Material to process below:
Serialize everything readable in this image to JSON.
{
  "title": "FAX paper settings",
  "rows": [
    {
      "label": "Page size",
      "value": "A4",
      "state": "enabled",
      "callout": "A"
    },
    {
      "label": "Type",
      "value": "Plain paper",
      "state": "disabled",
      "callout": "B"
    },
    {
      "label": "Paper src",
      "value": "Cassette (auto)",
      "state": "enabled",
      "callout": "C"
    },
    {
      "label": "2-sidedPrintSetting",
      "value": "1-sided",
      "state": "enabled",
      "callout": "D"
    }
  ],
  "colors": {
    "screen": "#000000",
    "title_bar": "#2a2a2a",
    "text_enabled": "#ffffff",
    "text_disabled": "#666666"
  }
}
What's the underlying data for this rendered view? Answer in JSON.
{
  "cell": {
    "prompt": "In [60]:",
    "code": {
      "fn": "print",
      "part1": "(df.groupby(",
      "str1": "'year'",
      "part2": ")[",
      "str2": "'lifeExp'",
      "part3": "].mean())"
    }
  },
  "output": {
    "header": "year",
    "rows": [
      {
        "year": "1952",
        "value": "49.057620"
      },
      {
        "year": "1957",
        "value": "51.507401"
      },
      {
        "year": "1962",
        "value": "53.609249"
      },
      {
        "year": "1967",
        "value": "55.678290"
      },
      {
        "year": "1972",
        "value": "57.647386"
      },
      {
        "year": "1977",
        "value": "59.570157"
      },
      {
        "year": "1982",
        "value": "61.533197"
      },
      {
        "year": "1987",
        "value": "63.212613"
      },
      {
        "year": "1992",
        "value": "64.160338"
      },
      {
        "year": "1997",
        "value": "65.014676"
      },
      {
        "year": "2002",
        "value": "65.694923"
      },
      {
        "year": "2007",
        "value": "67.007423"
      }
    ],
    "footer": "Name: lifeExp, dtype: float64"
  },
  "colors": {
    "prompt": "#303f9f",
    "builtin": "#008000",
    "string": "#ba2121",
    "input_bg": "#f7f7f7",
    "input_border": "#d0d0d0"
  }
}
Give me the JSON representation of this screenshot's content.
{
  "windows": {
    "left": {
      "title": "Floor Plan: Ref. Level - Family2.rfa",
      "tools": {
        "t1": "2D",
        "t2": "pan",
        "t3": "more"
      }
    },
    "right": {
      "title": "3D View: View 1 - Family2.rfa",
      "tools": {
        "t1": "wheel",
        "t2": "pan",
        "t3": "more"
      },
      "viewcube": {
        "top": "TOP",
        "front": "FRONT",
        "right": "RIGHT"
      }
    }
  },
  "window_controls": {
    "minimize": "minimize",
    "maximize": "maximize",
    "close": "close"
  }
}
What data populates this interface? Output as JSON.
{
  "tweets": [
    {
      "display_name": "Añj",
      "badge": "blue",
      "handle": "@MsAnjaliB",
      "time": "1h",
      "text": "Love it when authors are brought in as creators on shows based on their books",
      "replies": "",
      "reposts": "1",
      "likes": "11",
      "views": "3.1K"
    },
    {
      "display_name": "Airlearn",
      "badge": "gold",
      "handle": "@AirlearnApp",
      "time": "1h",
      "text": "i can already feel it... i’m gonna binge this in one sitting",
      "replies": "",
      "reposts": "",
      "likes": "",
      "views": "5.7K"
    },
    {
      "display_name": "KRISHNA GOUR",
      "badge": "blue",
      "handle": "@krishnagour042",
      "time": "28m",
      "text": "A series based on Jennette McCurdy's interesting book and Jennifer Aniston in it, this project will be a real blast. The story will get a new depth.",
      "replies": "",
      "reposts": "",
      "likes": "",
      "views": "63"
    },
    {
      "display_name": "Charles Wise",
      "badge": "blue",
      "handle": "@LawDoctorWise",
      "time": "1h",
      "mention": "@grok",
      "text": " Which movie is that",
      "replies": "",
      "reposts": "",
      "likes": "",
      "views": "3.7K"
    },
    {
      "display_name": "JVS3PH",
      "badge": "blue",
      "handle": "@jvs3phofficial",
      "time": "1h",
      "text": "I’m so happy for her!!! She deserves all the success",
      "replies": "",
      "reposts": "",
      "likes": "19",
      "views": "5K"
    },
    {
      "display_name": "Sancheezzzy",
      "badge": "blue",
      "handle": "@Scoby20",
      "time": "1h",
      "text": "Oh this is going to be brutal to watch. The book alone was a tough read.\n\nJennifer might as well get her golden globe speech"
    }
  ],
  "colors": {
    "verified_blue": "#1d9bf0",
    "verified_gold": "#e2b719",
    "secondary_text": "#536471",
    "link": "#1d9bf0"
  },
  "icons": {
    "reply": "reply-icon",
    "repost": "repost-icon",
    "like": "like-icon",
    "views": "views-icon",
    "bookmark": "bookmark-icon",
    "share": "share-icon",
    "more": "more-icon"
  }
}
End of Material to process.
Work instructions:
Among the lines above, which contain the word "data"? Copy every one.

Answer to this problem:
What's the underlying data for this rendered view? Answer in JSON.
What data populates this interface? Output as JSON.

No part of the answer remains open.